“I’m delighted to welcome President Hichilema to Jerusalem. This is an expression of the tremendous friendship between Zambia and Israel,” said Netanyahu.
“We’re discussing so many ways that we can further improve our relations for the benefit of both our peoples, and also for Israel’s return to Africa. Israel is coming back to Africa; Africa is coming back to Israel. And I think it’s for the betterment of everyone,” he added.
The leaders also discussed ways to encourage expanded Israeli investment in Zambia and improve access to Israeli innovation in order to advance relations between the two countries.
On Tuesday, Israeli President Isaac Herzog hosted Hichilema, with the two men focusing on deepening bilateral trade and cooperation, as well as on the threats posed by Iran.

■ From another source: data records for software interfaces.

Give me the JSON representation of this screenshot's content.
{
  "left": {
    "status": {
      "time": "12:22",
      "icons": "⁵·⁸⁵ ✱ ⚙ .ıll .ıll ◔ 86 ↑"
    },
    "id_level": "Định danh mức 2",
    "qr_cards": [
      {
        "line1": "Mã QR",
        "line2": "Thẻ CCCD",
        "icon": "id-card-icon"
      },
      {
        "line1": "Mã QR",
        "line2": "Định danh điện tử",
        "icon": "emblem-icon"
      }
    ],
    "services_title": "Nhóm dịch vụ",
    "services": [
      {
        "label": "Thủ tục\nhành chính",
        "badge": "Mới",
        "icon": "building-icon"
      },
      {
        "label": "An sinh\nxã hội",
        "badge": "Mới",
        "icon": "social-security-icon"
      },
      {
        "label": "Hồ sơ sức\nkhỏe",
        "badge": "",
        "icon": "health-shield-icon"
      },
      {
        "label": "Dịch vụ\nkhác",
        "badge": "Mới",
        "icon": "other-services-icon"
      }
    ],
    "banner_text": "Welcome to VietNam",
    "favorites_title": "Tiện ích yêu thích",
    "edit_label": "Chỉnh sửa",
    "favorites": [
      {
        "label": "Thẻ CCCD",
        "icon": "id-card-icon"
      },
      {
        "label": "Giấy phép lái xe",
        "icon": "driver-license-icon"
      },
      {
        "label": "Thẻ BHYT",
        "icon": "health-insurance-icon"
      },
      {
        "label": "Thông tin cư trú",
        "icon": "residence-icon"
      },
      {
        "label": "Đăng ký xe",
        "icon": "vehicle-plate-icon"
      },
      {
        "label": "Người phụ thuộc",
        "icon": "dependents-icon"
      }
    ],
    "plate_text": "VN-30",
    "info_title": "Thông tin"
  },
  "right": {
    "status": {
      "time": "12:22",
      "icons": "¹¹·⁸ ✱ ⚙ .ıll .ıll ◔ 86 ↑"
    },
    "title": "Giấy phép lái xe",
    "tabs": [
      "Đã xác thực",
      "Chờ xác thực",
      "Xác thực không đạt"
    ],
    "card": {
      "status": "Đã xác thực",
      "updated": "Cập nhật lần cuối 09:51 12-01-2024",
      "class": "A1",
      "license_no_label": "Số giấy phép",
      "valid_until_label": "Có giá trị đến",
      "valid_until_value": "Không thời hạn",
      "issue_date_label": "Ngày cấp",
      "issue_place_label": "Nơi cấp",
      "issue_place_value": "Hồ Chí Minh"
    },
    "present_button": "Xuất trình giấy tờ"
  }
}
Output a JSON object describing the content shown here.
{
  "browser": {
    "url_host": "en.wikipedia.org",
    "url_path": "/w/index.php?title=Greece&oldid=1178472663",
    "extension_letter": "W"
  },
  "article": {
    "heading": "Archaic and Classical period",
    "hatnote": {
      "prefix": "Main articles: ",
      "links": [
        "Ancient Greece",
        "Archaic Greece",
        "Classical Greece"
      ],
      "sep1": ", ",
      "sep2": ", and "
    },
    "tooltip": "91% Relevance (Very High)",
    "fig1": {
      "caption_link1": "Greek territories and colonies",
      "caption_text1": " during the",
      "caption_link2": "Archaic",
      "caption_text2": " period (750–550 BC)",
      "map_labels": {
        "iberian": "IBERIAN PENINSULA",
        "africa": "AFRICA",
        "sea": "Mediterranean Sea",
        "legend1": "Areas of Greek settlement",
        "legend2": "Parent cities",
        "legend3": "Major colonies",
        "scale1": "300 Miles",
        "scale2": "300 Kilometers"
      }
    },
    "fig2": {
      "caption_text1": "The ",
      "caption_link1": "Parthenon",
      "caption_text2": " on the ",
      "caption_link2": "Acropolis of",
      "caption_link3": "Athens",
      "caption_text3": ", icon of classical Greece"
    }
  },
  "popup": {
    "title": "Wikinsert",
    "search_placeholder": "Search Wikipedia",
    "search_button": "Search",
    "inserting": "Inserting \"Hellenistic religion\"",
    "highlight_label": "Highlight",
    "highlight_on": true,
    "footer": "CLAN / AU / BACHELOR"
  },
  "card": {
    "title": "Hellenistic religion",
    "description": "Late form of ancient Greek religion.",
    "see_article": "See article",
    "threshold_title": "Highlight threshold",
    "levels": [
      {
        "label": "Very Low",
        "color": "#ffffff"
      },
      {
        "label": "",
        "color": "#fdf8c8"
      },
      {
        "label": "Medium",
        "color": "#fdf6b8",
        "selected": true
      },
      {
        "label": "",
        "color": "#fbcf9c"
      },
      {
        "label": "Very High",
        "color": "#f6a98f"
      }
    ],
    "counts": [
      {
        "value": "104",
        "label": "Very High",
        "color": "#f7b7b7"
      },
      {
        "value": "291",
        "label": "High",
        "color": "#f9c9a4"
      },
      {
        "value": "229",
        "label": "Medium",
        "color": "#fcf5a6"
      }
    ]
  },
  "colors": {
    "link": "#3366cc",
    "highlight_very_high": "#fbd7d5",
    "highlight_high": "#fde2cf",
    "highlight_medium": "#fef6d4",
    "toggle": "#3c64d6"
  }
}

“Economic success is anchored in trade and investments,” Hichilema said. “That is why I want to explore the opportunities within the relationship between us, in light of the tremendous experience that Israel has in the field of technology in agriculture, health and water and more.”
Hichilema noted that he completed his undergraduate studies at a school in Zambia built by Israel, saying, “This is just one example of our ongoing relationship over the years.”
On Monday, Israeli Foreign Minister Eli Cohen met with his Zambian counterpart Stanley Kakubo, with the two signing several cooperation agreements.
“Africa is blossoming and so is the potential for relations between Israel and countries on the continent,” said Cohen, adding: “Zambia is an important nation for Israel in Africa, which is interested in strengthening relations with us.”
Last week, Cohen and his counterpart from the Ivory Coast, Kandia Camara, signed framework deals in the fields of agriculture, water and technology.
Cohen led a business delegation to the Israel-Ivory Coast Economic Forum in the West African nation.
A day earlier, Cohen met with Ghana’s President Nana Akufo-Addo and Minister for Foreign Affairs and Regional Integration Shirley Ayorkor Botchwey in Accra, in a bid to strengthen Israel’s position within the African Union.
Earlier this month, Cohen met with a senior official of an African Muslim country with no diplomatic ties to the Jewish state.
The development occurred in the context of Israel’s push to expand the Abraham Accords and counter Iranian influence in Africa. The Foreign Ministry told Ynet News that “normalization contacts are being held with several African countries, including Niger, Mali and Mauritania.”
The meeting took place during a 10-hour visit to the Kenyan capital of Nairobi at the invitation of the African nation’s president, William Ruto, and foreign minister, Alfred Mutua. While there, the top Israeli diplomat attended the African Union’s Mid-Year Coordination Meeting.